“If it’s wet, we race; if it’s snowy, we race; if it’s hot and dry, we compete,” Goudge said. The cars have been piloted by women and men, grandparents and teenagers. “We’ve got people from every walk of life – lawyers, doctors, dentists, professional car collectors,” he said. “Last year’s grand champions, Howard Sharp and his son Doug – who won $50,000 driving a 1916 Hudson – own a bicycle shop.”
The Crokers, too, finished in the money last year in their 1960 green Rambler American, which took 15th out of 120 cars and fifth in their division. On Saturday, they finished 22 seconds off their set pace, but still have eight days to close the gap.
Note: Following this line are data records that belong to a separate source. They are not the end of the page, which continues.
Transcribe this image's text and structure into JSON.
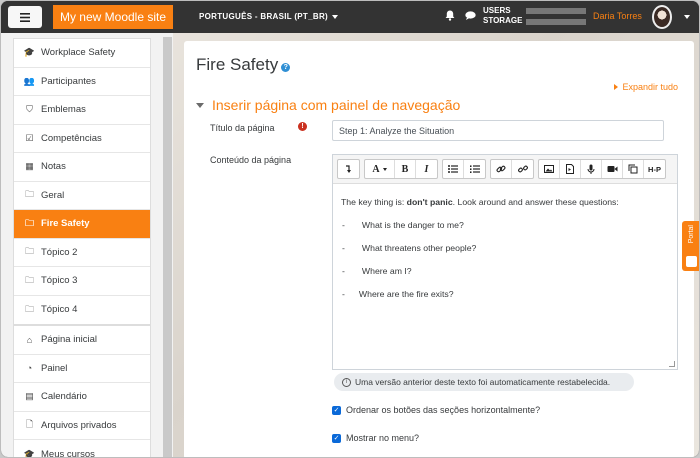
{
  "navbar": {
    "site_name": "My new Moodle site",
    "language": "PORTUGUÊS - BRASIL (PT_BR)",
    "users_label": "USERS",
    "storage_label": "STORAGE",
    "user_name": "Daria Torres"
  },
  "sidebar": {
    "course_items": [
      {
        "label": "Workplace Safety",
        "icon": "graduation-cap-icon"
      },
      {
        "label": "Participantes",
        "icon": "users-icon"
      },
      {
        "label": "Emblemas",
        "icon": "shield-icon"
      },
      {
        "label": "Competências",
        "icon": "checkbox-icon"
      },
      {
        "label": "Notas",
        "icon": "table-icon"
      },
      {
        "label": "Geral",
        "icon": "folder-icon"
      },
      {
        "label": "Fire Safety",
        "icon": "folder-icon",
        "active": true
      },
      {
        "label": "Tópico 2",
        "icon": "folder-icon"
      },
      {
        "label": "Tópico 3",
        "icon": "folder-icon"
      },
      {
        "label": "Tópico 4",
        "icon": "folder-icon"
      }
    ],
    "site_items": [
      {
        "label": "Página inicial",
        "icon": "home-icon"
      },
      {
        "label": "Painel",
        "icon": "dashboard-icon"
      },
      {
        "label": "Calendário",
        "icon": "calendar-icon"
      },
      {
        "label": "Arquivos privados",
        "icon": "file-icon"
      },
      {
        "label": "Meus cursos",
        "icon": "graduation-cap-icon"
      }
    ]
  },
  "main": {
    "page_title": "Fire Safety",
    "expand_all": "Expandir tudo",
    "section_title": "Inserir página com painel de navegação",
    "page_title_label": "Título da página",
    "page_title_value": "Step 1: Analyze the Situation",
    "content_label": "Conteúdo da página",
    "content": {
      "intro_prefix": "The key thing is: ",
      "intro_bold": "don't panic",
      "intro_suffix": ". Look around and answer these questions:",
      "bullets": [
        "What is the danger to me?",
        "What threatens other people?",
        "Where am I?",
        "Where are the fire exits?"
      ],
      "bullet_marker": "-"
    },
    "restore_note": "Uma versão anterior deste texto foi automaticamente restabelecida.",
    "checkbox_horizontal": "Ordenar os botões das seções horizontalmente?",
    "checkbox_menu": "Mostrar no menu?",
    "portal_label": "Portal"
  },
  "toolbar": {
    "font_label": "A",
    "bold_label": "B",
    "italic_label": "I",
    "h5p_label": "H-P"
  },
  "colors": {
    "brand_orange": "#f98012",
    "navbar_bg": "#333333",
    "checkbox_blue": "#0a69d8",
    "required_red": "#ca3120"
  }
}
The race, now in its 33rd year, will cover 2,400 miles over parts of the famous Lincoln Highway, much of it along Highway 50. Saturday’s route took the Crokers up to the Sutter Buttes and down along the Sacramento River. After stops in six states and at Mount Rushmore, the cars will cross the finish line in Moline on Sunday.
Before this year’s race, the contestants enjoyed a showing of the 1965 Hollywood slapstick comedy “The Great Race” about a Paris-to-New-York car race in 1908. The winner, George Schuster, drove a 1907 Thomas Flyer Model 35.
Most of the cars in this year’s event were built before World War II, including a 1916 Hudson Speedster, a 1916 Chevrolet Phaeton, a 1917 Peerless Racer and a chain-driven 1918 American LaFrance Speedster. The only Italian car was a 1927 T35b Bugatti. A 1969 Mercedes 280SL, a 1972 BMW Bavaria and a couple of Volkswagen bugs joined the race, which is limited to cars made before 1973. The Japanese cars included one of the first-ever Toyota Corollas, several Datsun 240Zs and an orange 1969 Isuzu 1600 GT piloted by a team from Nagano, Japan.
But the American legends might have stolen the show. They included a 1929 Ford Bonneville Salt Flats Racer, a 1948 Lincoln Continental convertible, a 1955 Studebaker President, a 1963 Corvette, a 1966 Dodge Coronet and a 1966 Shelby GT 350 “that has a hard time slowing down,” Goudge noted.
Two spectators from Fairfield, Melody Lopez and her daughter Gabriella, strolled through the cars parked outside the California State Railroad Museum, stopping to admire a 1934 Ford produce truck. “My daddy and mommy had one like this,” Lopez said. “My dad loved cars more than anything.” Then they paused at Molly Maroon. “Cars make you excited,” Lopez said. “I got my first kiss in a golden yellow Camaro.”